The plan caught the attention of Life magazine, which wrote  in 1957 that “the land that Wenner-Gren would develop, now locally known as Wenner-Grenland, is an area of awesome beauty, of brilliantly coloured lakes, set in primeval forests of poplar and pine. The backed-up waters of the Peace River which runs from west to east would form the largest man-made reservoir in the world, 260 miles long and taking up to seven years to fill.”

The wilderness area — “almost the size of Ohio” — would be populated with “a string of 10 to 15 towns”; work on the dam would start in two years, the magazine reported.

Bennett and Wenner-Gren signed a deal that reserved the lands for the Swede’s company. Critics called it a giveaway; they were even more upset when they discovered that Einar Gunderson, a crony of Bennett’s and a former finance minister, was a director of the Wenner-Gren B.C. Development Co.

‘You will rue the day’

Opposition member Ran Harding called it “the biggest blunder ever committed by any government in B.C.’s history.” Harding warned Bennett: “You will rue the day you ever heard the name Wenner-Gren. The project will be the ruination of the Social Credit government.”

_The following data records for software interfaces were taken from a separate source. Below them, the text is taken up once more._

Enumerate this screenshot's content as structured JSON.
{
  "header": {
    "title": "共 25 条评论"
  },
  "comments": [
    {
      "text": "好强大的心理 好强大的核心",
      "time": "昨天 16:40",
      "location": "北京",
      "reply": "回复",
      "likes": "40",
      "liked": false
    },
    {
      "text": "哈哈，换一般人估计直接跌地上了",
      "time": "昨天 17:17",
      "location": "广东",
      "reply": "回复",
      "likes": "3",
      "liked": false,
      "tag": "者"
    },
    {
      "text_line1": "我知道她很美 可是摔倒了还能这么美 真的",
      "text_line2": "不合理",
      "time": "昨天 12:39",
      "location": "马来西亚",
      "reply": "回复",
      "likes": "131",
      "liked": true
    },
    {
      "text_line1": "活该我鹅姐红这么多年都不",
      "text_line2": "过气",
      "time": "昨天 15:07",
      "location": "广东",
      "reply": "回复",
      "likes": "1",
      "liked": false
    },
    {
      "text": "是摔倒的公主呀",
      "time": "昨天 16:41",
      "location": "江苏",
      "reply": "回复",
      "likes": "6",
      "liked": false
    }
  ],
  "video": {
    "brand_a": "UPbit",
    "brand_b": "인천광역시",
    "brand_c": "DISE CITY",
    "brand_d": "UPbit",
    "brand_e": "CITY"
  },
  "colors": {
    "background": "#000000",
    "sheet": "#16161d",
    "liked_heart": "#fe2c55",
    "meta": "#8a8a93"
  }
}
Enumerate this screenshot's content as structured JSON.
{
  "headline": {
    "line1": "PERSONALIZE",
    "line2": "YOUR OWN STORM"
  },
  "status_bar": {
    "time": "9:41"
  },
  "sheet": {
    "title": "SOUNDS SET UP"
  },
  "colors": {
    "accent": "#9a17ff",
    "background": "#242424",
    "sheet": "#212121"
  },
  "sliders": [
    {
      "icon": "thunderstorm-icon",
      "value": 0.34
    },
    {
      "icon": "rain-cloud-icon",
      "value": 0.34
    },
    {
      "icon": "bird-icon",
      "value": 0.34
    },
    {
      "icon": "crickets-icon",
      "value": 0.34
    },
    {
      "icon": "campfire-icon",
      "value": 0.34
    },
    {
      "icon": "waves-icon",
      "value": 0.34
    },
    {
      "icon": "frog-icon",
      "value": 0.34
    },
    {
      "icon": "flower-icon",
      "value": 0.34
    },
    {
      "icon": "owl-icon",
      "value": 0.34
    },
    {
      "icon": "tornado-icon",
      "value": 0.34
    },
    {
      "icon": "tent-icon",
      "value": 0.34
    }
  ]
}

Wenner-Gren eventually lost enthusiasm for the potential of Wenner-Grenland and the monorail was never built. But Bennett’s government would dam the Peace as part of its “two rivers policy” that also saw development of the Columbia River’s power potential.

The Peace River power project is one of the biggest mega-projects in the history of B.C. It’s a measure of the times that the final outcome of Wenner-Gren’s vision pales in comparison to the original fantasy.

Find Tyee election reporting team member and contributing editor Tom Barrett’s previous Tyee articles here.  Find him on Twitter or email him.